After all the effort of first going out to get the cooperation of all my disabled friends to allow me to photograph them, and then to mount and promote the visibility of the subject to a larger public, it had dawn on me that this project of promoting a little more empathy for others, has been all a group effort by everyone who has been involved. This is also a note of thanks to all of you. Now I am beginning to understand.
Dominic is ten and he is in standard four in a Chinese school in Brickfields, Kuala Lumpur. His mother, Lim Siew Chong, is blind due to a car accident when she was twenty-one, in Ipoh. A few years back, both of them moved to live in Brickfields where she could train as a masseur at the Malaysian Association of the Blind (MAB) and then later work as a blind masseur in that area.
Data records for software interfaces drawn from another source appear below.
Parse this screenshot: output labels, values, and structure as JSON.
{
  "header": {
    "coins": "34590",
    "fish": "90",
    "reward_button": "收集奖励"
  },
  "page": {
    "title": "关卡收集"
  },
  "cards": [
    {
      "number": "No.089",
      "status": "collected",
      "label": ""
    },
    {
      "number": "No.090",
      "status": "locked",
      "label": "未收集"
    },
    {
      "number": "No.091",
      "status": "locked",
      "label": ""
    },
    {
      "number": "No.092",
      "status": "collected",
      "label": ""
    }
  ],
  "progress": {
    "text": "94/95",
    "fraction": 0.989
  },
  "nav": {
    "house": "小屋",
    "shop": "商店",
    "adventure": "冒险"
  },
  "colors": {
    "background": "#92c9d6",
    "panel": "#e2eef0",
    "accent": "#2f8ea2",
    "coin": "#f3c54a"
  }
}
There is a small community of both the blind and the deaf in this part of the city.
Dominic and his mother are both members of the harmonica music group from the MAB. This group of seven part-time musicians was invited to perform at the Sunday lunch party organized by Victor Chin and his friends at the Kuala Lumpur Performing Arts Center (KLPac) on the 24 February.
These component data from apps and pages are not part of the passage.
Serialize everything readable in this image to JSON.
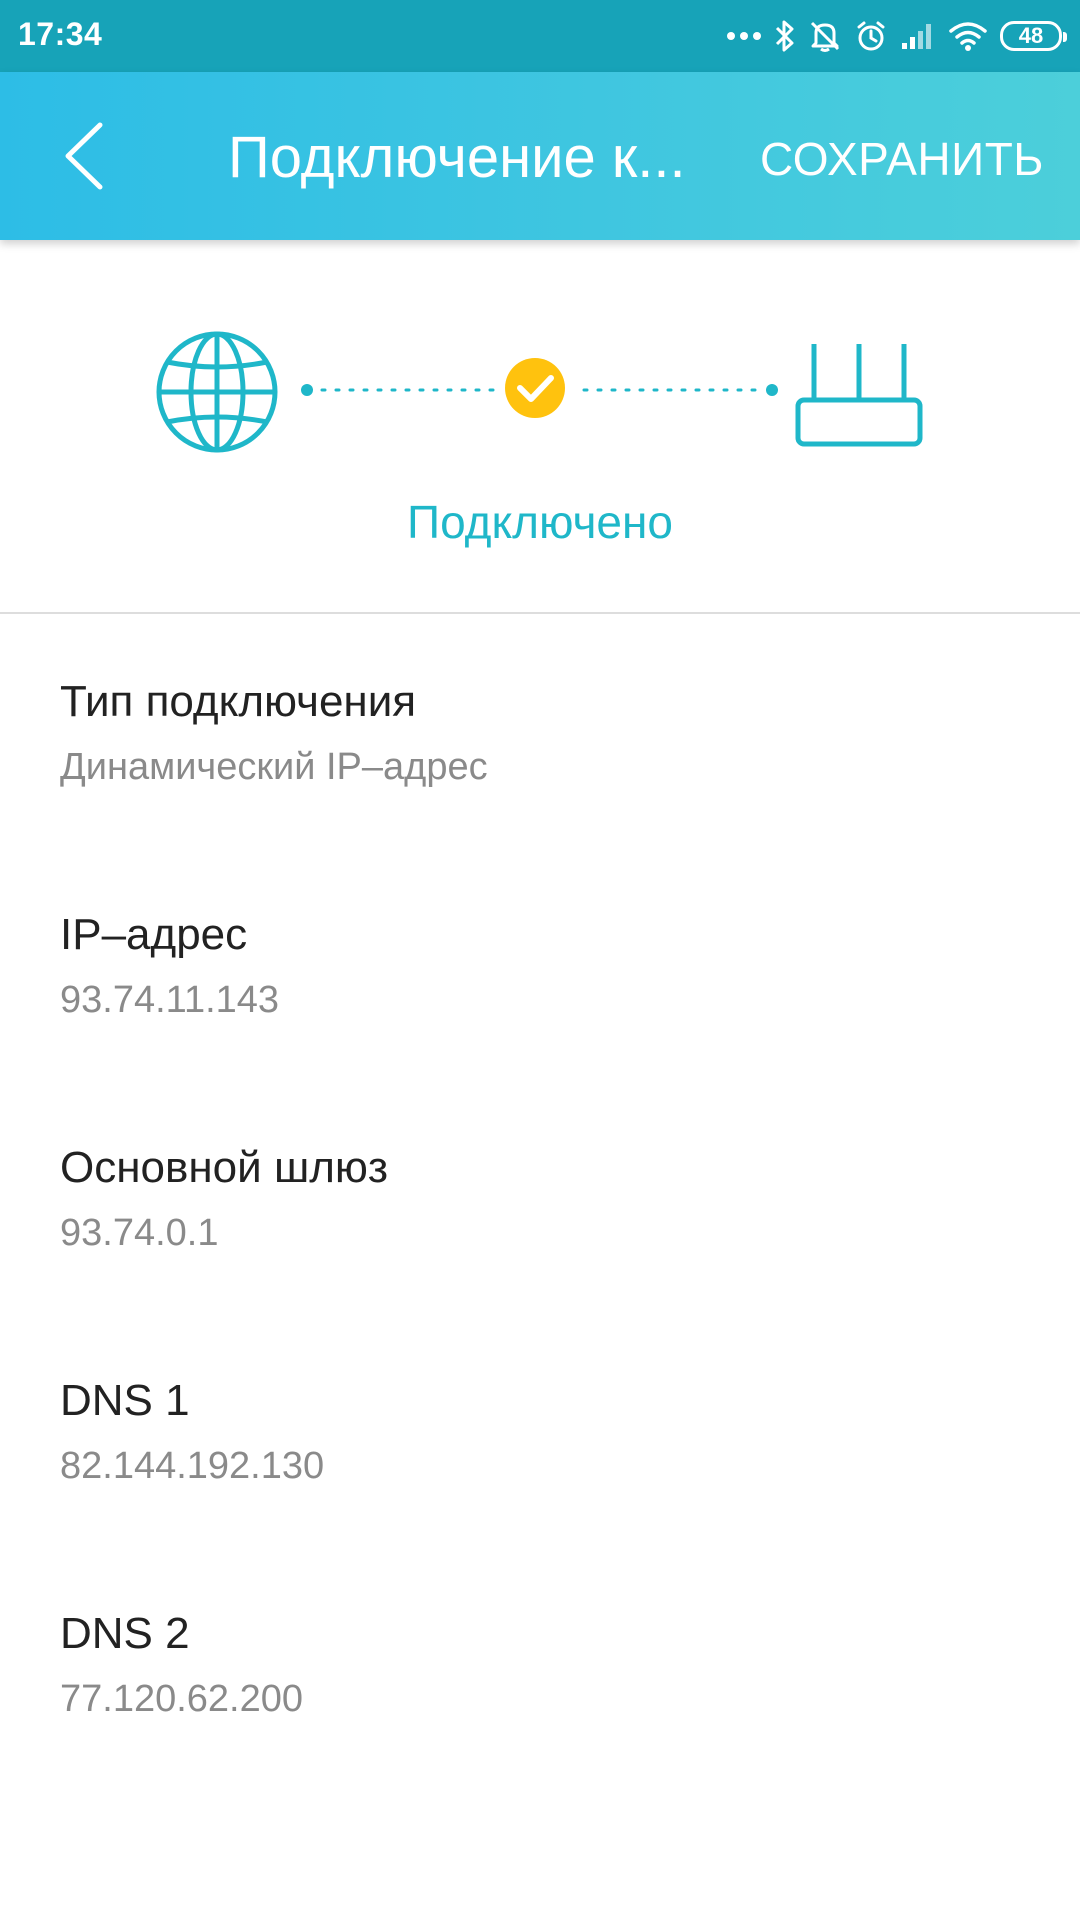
{
  "status_bar": {
    "time": "17:34",
    "battery": "48",
    "icons": [
      "more-dots-icon",
      "bluetooth-icon",
      "mute-icon",
      "alarm-icon",
      "signal-icon",
      "wifi-icon",
      "battery-icon"
    ]
  },
  "app_bar": {
    "title": "Подключение к...",
    "save_label": "СОХРАНИТЬ",
    "back_icon": "chevron-left-icon"
  },
  "connection": {
    "status": "Подключено",
    "icons": [
      "globe-icon",
      "check-icon",
      "router-icon"
    ]
  },
  "details": [
    {
      "label": "Тип подключения",
      "value": "Динамический IP–адрес"
    },
    {
      "label": "IP–адрес",
      "value": "93.74.11.143"
    },
    {
      "label": "Основной шлюз",
      "value": "93.74.0.1"
    },
    {
      "label": "DNS 1",
      "value": "82.144.192.130"
    },
    {
      "label": "DNS 2",
      "value": "77.120.62.200"
    }
  ],
  "colors": {
    "status_bar": "#17a3b8",
    "app_bar": "#3fc6e0",
    "accent": "#1fb7c9",
    "check": "#ffc20e"
  }
}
On that day, after lunch, Dominic together with about 20 people, young and old, some with disabilities, were invited by Nala Nantha, from the KLPac, to join her in an hour of theatre-based activities and games. The following day Nala contacted Victor and told him that she was impressed by Dominicâ€™s natural ability and focus during the session and said that she would like to offer a semester of free classes to Dominic.
When Victor contacted Dominicâ€™s mother and told her about Nalaâ€™s offer, she was not vary sure at first, but she agreed to come with Dominic to meet Nala the next Sunday at the KLPac. After the meeting and also getting a sense of the place and the activities at the KLPacÂ Siew Chong was a bit more assured. But she finally consented when Victor Chin and Nala assured her that Dominic will be safe and will be provided with transportation and food as well on the Sundays when he has classes.
After his first class Dominic said to Nala that he really enjoyed the session and also he was pleased to meet with many new friends outside his normal group of pals.